The last hopes for three Michigan Republican gubernatorial candidates to get on the ballot for the August primary were slashed by the Michigan Supreme Court Friday.
In three separate 6-1 rulings, the state’s highest court upheld the recommendations of the Michigan Bureau of Elections to keep former Detroit Police Chief James Craig, businessman Perry Johnson, and financial adviser Michael Markey off the ballot for the Republican primary, the Detroit News reported.
The justices were “not persuaded that the questions presented should be reviewed by this Court,” according to The New York Times.
All three candidates failed to reach the required 15,000 ballot petition signatures after the Michigan Bureau of Elections found they had submitted fraudulent signatures.
The decision throws the Michigan GOP primary race into chaos as Craig was the clear favorite to win the Party’s primary and challenge Democrat Governor Gretchen Whitmer in November.
According to the Bureau of Elections, “the number of signatures removed from the total after the review of fraudulent-petition circulators were such that Mr. Craig was already far below the minimum threshold for ballot access.”
Michigan Elections Director Jonathan Brater testified during a hearing before the Michigan Board of State Canvassers last week that his team checked 7,000 out of 68,000 signatures they suspected of being fraudulent, and found that none of them were legitimate. Based on this finding, Brater said his staff is “confident in saying these signatures should not be counted.”
The Board of Canvassers, made up of two Republicans and two Democrats, came to split decisions after the hearing, meaning the candidates were ineligible to appear on the ballot.
Following the decisions, Craig promised to take his case to court. “We will be filing an immediate appeal in the courts,” Craig said in a statement. “We are confident that when the law is justly applied, our campaign will be on the ballot this August.”
Craig’s attorney George Lewis also fought back, claiming the Bureau of Elections violated state law by not checking every single signature they suspected of being fraudulent. Lewis also said he has affidavits from 15 voters, who signed on suspected fraudulent petition sheets, claiming they legitimately signed their name.
Without the Party’s most well-known candidate in Craig and best-funded candidate in Johnson, Republicans must decide between five remaining gubernatorial hopefuls.

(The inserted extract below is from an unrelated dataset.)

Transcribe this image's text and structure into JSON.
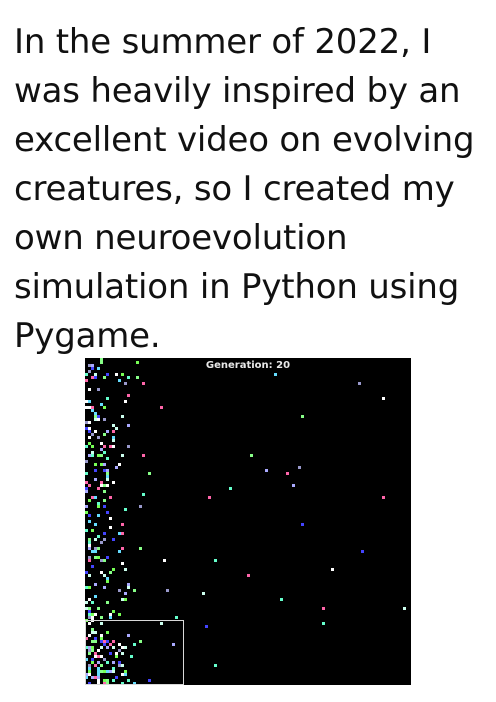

The five candidates who are set to appear on the ballot for the August 2 primary are political commentator Tudor Dixon, chiropractor Garrett Soldano, Pastor Ralph Rebandt, businessman Kevin Rinke, and real estate broker Ryan Kelley.